Sure enough! Although the bagel craze is a North American phenomenon, there are still a few places to get a half-decent bagel in Buenos Aires, as I learned firsthand when I joined some visiting college friends on a bagel hunt through middle class, Jewish Villa Crespo last week. (I also learned that the only way to get a bagel in this city is to ask for it with lox and cream cheese–not a disaster given my willingness to eat fish here and the general deliciousness of the combination, but still a little bit limiting, don’t you think?)
We went first to Café Crespin, which had been recommended to my friend Greg by a local contact who was clearly not a bagel devotee.

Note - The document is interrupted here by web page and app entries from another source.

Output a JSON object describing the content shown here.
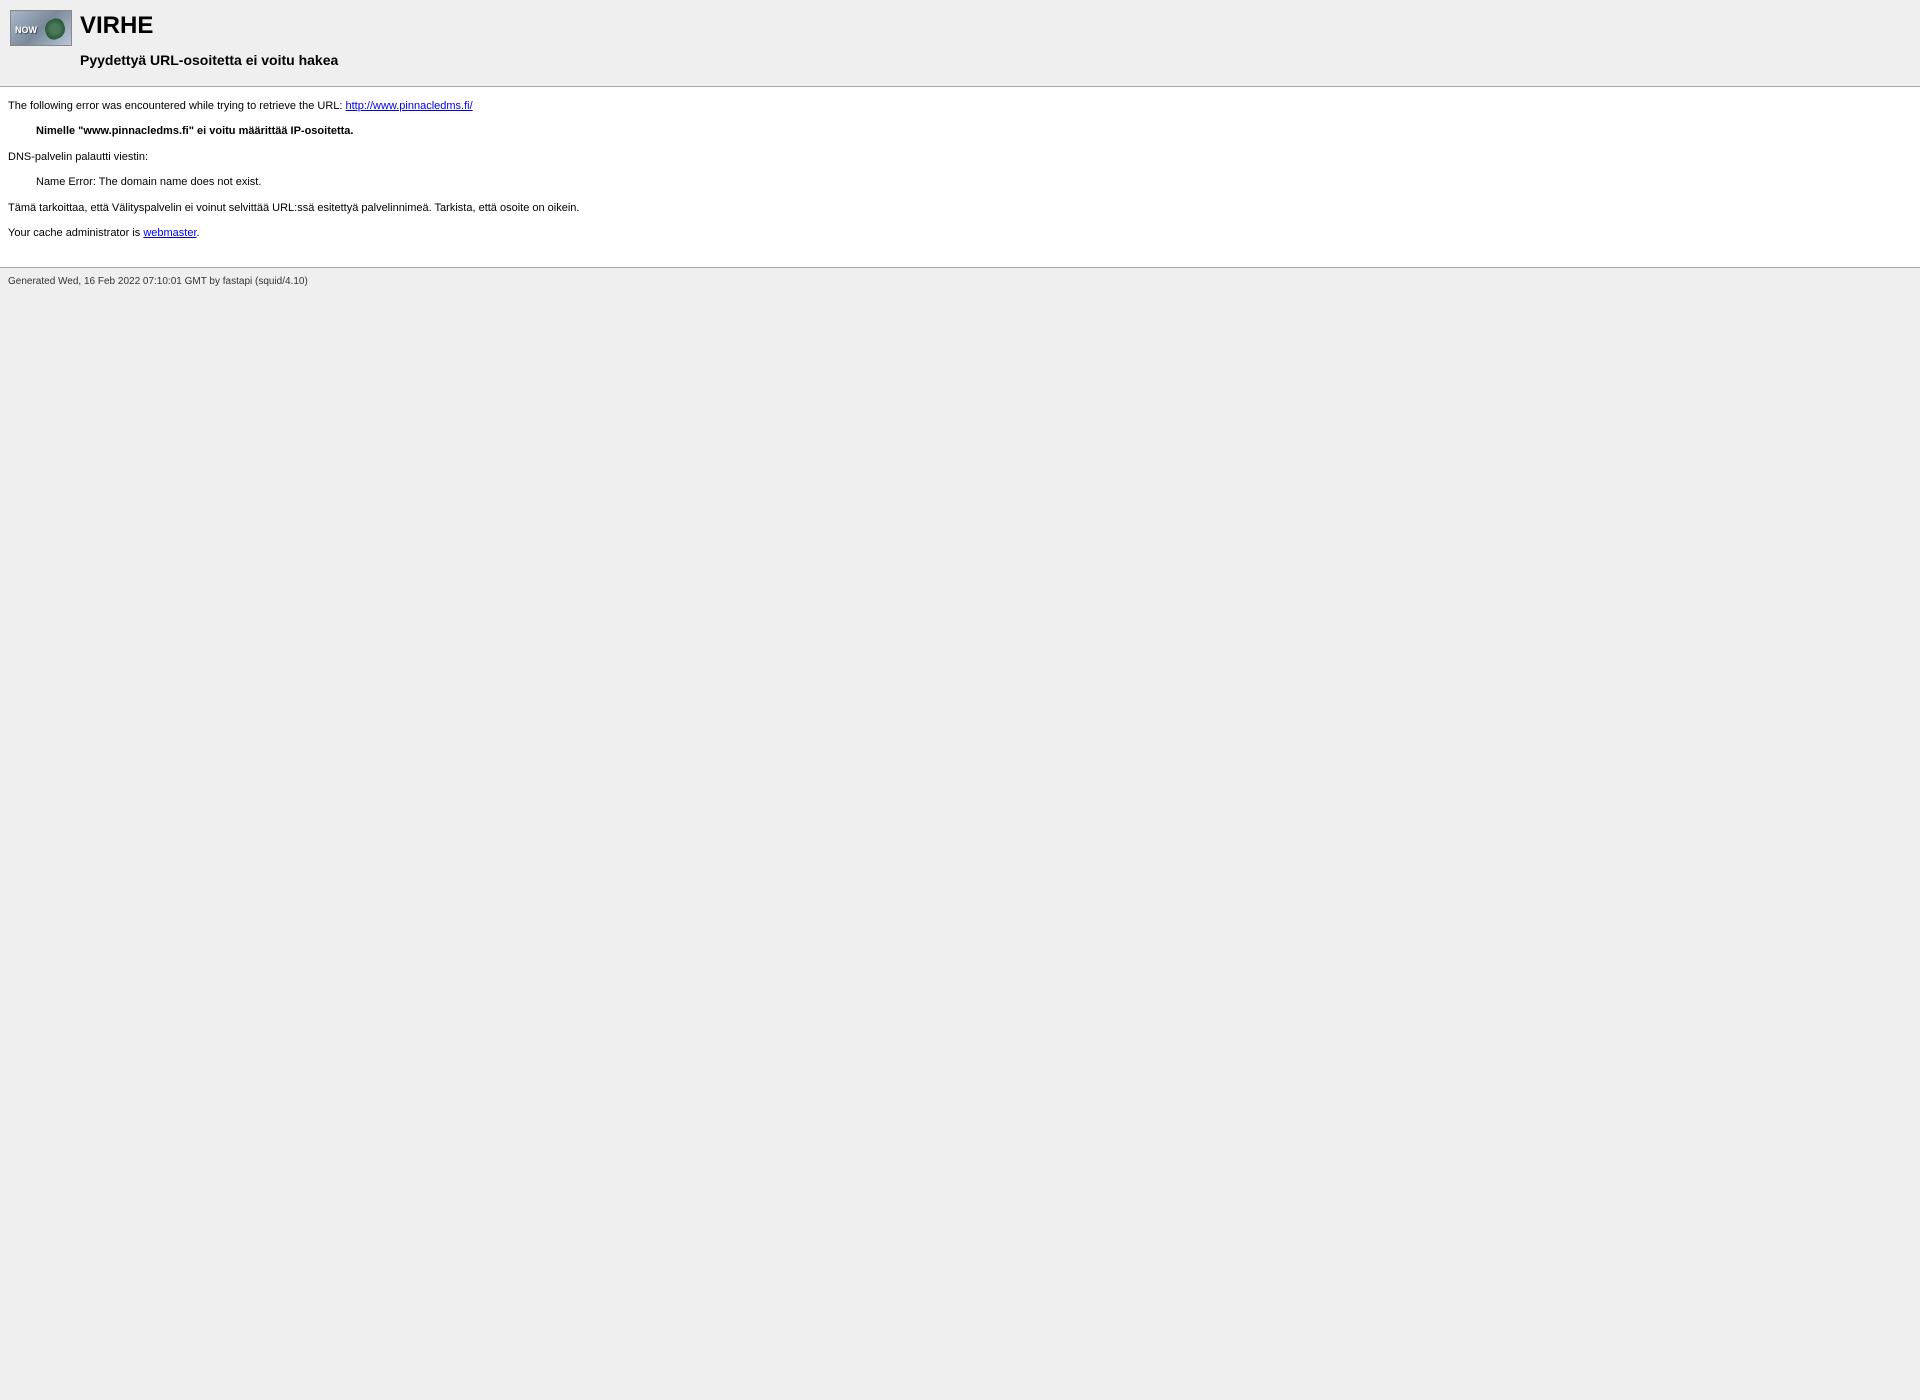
{
  "header": {
    "title": "VIRHE",
    "subtitle": "Pyydettyä URL-osoitetta ei voitu hakea"
  },
  "content": {
    "intro_text": "The following error was encountered while trying to retrieve the URL: ",
    "url": "http://www.pinnacledms.fi/",
    "error_bold": "Nimelle \"www.pinnacledms.fi\" ei voitu määrittää IP-osoitetta.",
    "dns_text": "DNS-palvelin palautti viestin:",
    "dns_error": "Name Error: The domain name does not exist.",
    "explanation": "Tämä tarkoittaa, että Välityspalvelin ei voinut selvittää URL:ssä esitettyä palvelinnimeä. Tarkista, että osoite on oikein.",
    "admin_text": "Your cache administrator is ",
    "admin_link": "webmaster",
    "admin_suffix": "."
  },
  "footer": {
    "generated": "Generated Wed, 16 Feb 2022 07:10:01 GMT by fastapi (squid/4.10)"
  }
}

Although the service at Café Crespin was friendly, the sides of potatoes exceptionally flavorful, and the vegetable sandwich we ordered surprisingly well done for a meatless main, the place looked way too trendy to have a great bagel–and sure enough, the roll itself was tiny and tough and overly dense. Everything else was solid enough, though, that I’d be happy to return one Sunday for the brunch that the cafe hypes as its main event.

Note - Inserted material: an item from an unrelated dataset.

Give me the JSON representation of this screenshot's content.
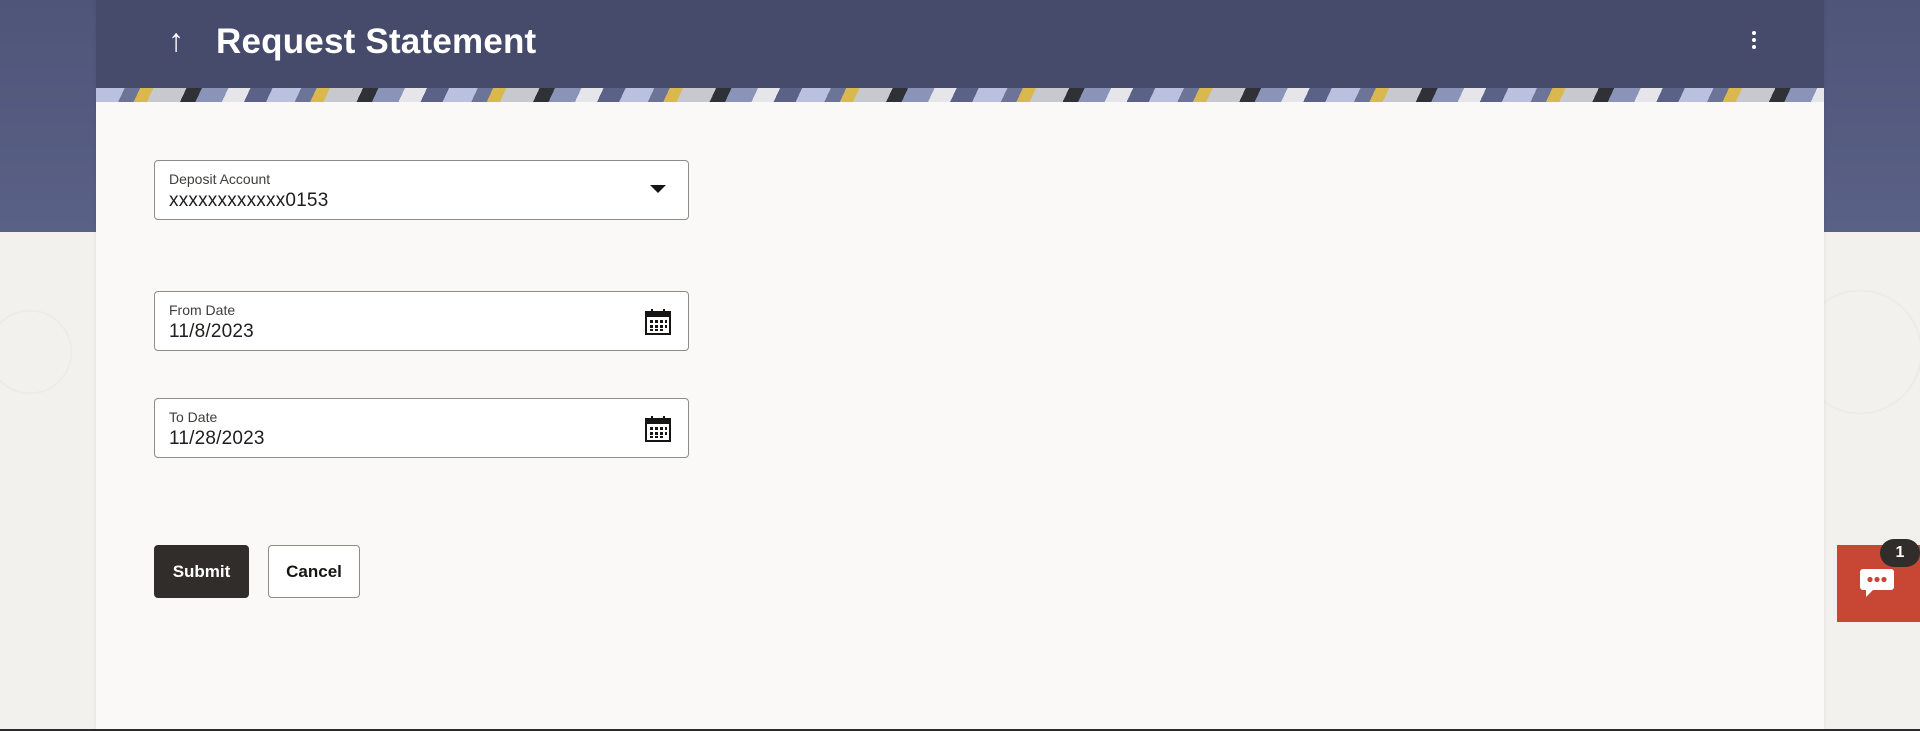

Café Crespin can’t hold a candle to our second stop, La Crespo, a newly opened bakery/restaurant six blocks to the west. All of the pastries I had at this tiny place–the potato knish, the bourekas stuffed with eggplant and greens, the tartin–were flaky, buttery and indulgent. My friends had hot pastrami; it went over very well. Stuffed, we made enough room to share a last bagel, and we’re all glad we did–it was light and crunchy and perfectly toasted, without a doubt the best I’ve had yet in BA. And the elderly Jewish couple that runs the place is adorable, overflowing with pride in the food they serve. When I complimented the kindly male half on our meal, he responded, “Yes, we make very good bagels, and we make very good hot pastrami.” It would have been hard to disagree.